Less than half of suspicious packages entering Canada by cross-border mail are X-rayed for high-risk items such as guns, according to an audit report by Public Safety Canada (PSC).
“The percentage of mail items screened by the detection technology to assess whether they were high-risk items requiring an in-depth examination was 65% in 2020-21 and 46% in 2021-22,” said the report, titled “Horizontal Evaluation of the Initiative to Take Action Against Gun and Gang Violence.”
As first reported by Blacklock’s Reporter, the findings were based on data submitted by the Canada Border Services Agency (CBSA) to auditors. The agency had received dual-view X-ray devices “purchased to screen increased volumes of mail” at postal sorting plants, auditors wrote.
“Reporting data for the indicator measuring the percentage of international postal shipments examined using Dual View X-ray technology which resulted in a seizure specifies that 35% of these shipments were examined in 2020-21 but it was not specified how many were seized,” they added.
The evaluation, which covered the period from 2018 to 2022, was required by the Treasury Board of Canada Secretariat to examine the outcome of the initiatives launched by Ottawa to tackle increasing gun and gang violence plaguing the country.
Launched in 2018, the initiatives consist of channeling funds to PSC, CBSA, and the RCMP to support them in a scope of activities including intelligence gathering, equipment procurement, and law enforcement.
In a briefing note on March 20 of this year, PSC reported that $358.8 million had been allocated to provinces and territories thus far. The department said it expects another $100 million to be allocated though subject to approval.
Public Safety Canada, which is mandated to ensure national security, previously acknowledged that it does not know how many guns are smuggled into the country.
“The total number of firearms successfully smuggled into Canada is unknown,” said the department in its December 2022 briefing note, obtained by Blacklock’s.
“We are providing the Canada Border Services Agency and RCMP with the tools and resources they need to combat smuggling and trafficking such as X-ray machines.”
The latest evaluation report noted there was a 91 percent increase in fatal shootings between 2013 and 2020.
“Crime-related data from Statistics Canada indicates that GGV [gun and gang violence] in Canada remains a pervasive issue across the country,” it said.
“Since 2016, shootings have become the most common type of homicide and in 2021, gang-related homicides continued to account for nearly one-quarter of all homicides in Canada; 74% of these homicides are committed with a firearm.”
‘Close the Loophole’

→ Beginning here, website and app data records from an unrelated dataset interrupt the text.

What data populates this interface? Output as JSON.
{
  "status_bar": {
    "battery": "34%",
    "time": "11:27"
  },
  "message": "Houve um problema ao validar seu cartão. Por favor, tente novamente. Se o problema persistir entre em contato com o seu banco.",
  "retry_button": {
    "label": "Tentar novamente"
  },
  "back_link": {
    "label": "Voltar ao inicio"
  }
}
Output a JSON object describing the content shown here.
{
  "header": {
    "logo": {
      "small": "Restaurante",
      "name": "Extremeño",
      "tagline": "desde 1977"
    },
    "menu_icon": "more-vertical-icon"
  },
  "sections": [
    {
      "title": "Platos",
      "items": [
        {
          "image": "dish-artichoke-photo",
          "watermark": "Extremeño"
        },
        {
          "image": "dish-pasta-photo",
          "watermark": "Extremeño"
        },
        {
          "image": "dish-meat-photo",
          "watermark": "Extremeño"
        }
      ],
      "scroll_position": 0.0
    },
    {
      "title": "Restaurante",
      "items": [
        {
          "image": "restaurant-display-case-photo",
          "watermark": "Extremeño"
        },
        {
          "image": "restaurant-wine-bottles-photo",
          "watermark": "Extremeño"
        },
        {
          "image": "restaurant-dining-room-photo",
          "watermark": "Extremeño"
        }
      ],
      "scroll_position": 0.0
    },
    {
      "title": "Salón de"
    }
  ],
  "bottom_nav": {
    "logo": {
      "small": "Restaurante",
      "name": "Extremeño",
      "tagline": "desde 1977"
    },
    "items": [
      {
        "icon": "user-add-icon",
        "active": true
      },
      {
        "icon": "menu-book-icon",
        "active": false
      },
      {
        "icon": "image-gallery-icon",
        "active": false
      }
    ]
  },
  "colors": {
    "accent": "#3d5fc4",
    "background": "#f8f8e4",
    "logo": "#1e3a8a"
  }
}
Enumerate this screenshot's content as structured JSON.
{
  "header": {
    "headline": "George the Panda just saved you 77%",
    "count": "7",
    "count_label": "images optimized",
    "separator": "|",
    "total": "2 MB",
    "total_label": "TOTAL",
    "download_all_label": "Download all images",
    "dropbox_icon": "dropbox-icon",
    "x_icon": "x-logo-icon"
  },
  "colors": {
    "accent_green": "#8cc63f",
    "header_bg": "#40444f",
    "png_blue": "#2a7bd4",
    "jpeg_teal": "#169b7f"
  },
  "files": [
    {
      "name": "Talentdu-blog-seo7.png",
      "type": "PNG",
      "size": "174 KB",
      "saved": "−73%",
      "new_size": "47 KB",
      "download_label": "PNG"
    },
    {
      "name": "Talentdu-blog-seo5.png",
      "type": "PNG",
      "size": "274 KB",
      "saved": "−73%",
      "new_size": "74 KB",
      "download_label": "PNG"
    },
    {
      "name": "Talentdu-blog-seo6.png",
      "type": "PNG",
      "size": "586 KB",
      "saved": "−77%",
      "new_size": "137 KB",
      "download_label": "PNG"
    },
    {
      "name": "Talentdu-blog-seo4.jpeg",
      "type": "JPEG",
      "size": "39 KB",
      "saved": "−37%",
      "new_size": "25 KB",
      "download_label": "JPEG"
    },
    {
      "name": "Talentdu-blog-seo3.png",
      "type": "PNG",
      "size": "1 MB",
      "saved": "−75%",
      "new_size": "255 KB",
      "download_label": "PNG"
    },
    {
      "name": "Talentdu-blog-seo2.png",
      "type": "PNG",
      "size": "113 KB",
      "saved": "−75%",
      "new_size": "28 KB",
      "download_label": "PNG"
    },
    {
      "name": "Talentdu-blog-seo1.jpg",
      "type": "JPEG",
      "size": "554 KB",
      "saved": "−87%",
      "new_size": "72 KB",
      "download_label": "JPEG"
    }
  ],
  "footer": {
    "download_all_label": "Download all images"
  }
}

Under subsection 40(3) of the Canada Post Corporation Act, police cannot intercept any letter, package, or mail of any kind if it’s still in transit. To intercept and seize an item suspected of containing an illegal drug or a handgun, for example, a police officer must wait until it’s delivered to the addressee or returned to the sender.